Subscribe! https://goo.gl/1jQI2H / Play all Stories : http://goo.gl/aekZs1
Download ann play colorings : http://coloring.bedtimestory.tv
YouTube channel : http://www.youtube.com/story

In the original tale, a proud town mouse visits his cousin in the country. The country mouse offers the city mouse a meal of simple country cuisine, at which the visitor scoffs and invites the country mouse back to the city for a taste of the "fine life" and the two cousins dine like emperors. But their rich and delicious metropolitan feast is interrupted by a couple of dogs which force the rodent cousins to abandon their meal and scurry to safety. After this, the country mouse decides to return home, preferring security to opulence or, as the 13th-century preacher Odo of Cheriton phrased it, "I'd rather gnaw a bean than be gnawed by continual fear".[2]
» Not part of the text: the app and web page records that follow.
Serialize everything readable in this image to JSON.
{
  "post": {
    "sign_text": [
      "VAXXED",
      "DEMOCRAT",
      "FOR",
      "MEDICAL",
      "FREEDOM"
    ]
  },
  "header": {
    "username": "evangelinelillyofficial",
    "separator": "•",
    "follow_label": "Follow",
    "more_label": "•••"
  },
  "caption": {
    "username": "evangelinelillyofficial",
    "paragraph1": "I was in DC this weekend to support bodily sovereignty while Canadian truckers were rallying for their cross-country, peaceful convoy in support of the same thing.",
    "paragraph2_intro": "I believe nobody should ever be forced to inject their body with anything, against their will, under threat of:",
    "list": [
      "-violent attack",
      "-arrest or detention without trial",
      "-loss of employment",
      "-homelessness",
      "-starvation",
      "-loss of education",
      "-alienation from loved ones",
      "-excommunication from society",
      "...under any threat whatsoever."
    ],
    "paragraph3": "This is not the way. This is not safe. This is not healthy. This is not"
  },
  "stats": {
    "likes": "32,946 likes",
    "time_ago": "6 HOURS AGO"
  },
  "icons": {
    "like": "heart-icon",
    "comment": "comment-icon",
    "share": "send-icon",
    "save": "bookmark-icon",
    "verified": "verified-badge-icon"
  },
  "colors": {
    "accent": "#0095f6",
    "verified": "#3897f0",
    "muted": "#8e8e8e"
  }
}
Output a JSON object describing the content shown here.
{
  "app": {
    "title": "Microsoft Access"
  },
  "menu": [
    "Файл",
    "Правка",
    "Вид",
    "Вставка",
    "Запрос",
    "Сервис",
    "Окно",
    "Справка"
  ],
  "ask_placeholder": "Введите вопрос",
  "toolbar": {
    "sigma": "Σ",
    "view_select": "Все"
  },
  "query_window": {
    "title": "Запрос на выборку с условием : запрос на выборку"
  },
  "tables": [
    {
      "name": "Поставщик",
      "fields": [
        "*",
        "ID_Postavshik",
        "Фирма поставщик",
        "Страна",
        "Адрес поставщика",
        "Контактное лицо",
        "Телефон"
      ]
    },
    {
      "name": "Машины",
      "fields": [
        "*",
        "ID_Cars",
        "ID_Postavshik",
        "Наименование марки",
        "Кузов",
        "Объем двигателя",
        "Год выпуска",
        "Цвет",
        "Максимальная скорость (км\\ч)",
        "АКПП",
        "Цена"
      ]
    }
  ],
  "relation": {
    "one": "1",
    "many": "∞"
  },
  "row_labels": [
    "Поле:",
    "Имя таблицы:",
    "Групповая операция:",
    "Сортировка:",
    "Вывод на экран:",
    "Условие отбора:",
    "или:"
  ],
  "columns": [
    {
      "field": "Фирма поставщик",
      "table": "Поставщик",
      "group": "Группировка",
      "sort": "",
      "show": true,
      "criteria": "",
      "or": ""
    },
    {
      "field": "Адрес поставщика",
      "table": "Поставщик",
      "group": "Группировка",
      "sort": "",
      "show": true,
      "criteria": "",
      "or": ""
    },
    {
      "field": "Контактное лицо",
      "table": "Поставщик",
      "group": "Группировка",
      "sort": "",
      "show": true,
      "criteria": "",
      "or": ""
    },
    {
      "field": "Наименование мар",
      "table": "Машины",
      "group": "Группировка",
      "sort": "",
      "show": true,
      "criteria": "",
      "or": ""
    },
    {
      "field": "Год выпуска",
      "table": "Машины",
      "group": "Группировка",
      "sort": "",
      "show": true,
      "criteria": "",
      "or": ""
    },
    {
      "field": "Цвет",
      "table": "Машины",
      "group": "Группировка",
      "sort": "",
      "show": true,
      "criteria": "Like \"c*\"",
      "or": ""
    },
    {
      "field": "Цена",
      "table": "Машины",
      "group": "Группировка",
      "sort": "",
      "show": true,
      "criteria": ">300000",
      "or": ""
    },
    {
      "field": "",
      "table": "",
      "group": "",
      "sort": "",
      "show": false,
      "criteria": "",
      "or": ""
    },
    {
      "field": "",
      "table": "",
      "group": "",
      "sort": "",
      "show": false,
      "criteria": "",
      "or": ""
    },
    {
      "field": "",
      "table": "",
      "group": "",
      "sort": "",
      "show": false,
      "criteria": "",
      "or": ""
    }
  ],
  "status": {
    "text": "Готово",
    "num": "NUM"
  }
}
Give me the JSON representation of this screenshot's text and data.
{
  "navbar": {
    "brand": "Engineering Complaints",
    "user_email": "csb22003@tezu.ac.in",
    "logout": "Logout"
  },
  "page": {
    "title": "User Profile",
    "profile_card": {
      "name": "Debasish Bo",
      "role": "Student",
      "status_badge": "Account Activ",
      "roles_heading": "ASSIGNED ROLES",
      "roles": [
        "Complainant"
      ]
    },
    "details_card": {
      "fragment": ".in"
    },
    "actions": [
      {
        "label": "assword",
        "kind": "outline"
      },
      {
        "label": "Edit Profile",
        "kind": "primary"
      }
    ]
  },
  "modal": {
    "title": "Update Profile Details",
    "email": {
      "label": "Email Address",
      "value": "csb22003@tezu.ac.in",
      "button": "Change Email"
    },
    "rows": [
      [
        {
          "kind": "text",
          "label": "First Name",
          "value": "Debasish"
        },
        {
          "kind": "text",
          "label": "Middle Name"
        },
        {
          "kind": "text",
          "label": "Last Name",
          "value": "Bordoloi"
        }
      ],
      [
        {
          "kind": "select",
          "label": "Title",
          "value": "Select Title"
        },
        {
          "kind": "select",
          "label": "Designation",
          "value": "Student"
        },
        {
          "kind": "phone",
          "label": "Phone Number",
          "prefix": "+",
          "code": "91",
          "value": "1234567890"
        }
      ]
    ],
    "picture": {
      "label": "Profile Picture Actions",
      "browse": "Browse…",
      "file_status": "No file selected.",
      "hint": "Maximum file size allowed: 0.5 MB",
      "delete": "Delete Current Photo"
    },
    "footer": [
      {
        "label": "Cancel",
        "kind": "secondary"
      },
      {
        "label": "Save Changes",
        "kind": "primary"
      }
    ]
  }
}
The story was widespread in Classical times and there is an early Greek version by Babrius (Fable 108).[3] Horace included it as part of one of his satires (II.6), ending on this story in a poem comparing town living unfavourably with life in the country.[4] However, it seems to have been the 12th century Anglo-Norman writer Walter of England who contributed most to the spread of the fable throughout medieval Europe. His Latin version[5] (or that of Odo of Cheriton) has been credited as the source of the fable that appeared in the Spanish Libro de Buen Amor of Juan Ruiz in the first half of the 14th century.[6] Walter was also the source for several manuscript collections of Aesop's fables in Italian[7] and equally of the popular Esopi fabulas by Accio Zucca, the first printed collection of Aesop's fables in that language (Verona, 1479), in which the story of the town mouse and the country mouse appears as fable 12. This consists of two sonnets, the first of which tells the story and the second contains a moral reflection.

Comments for video: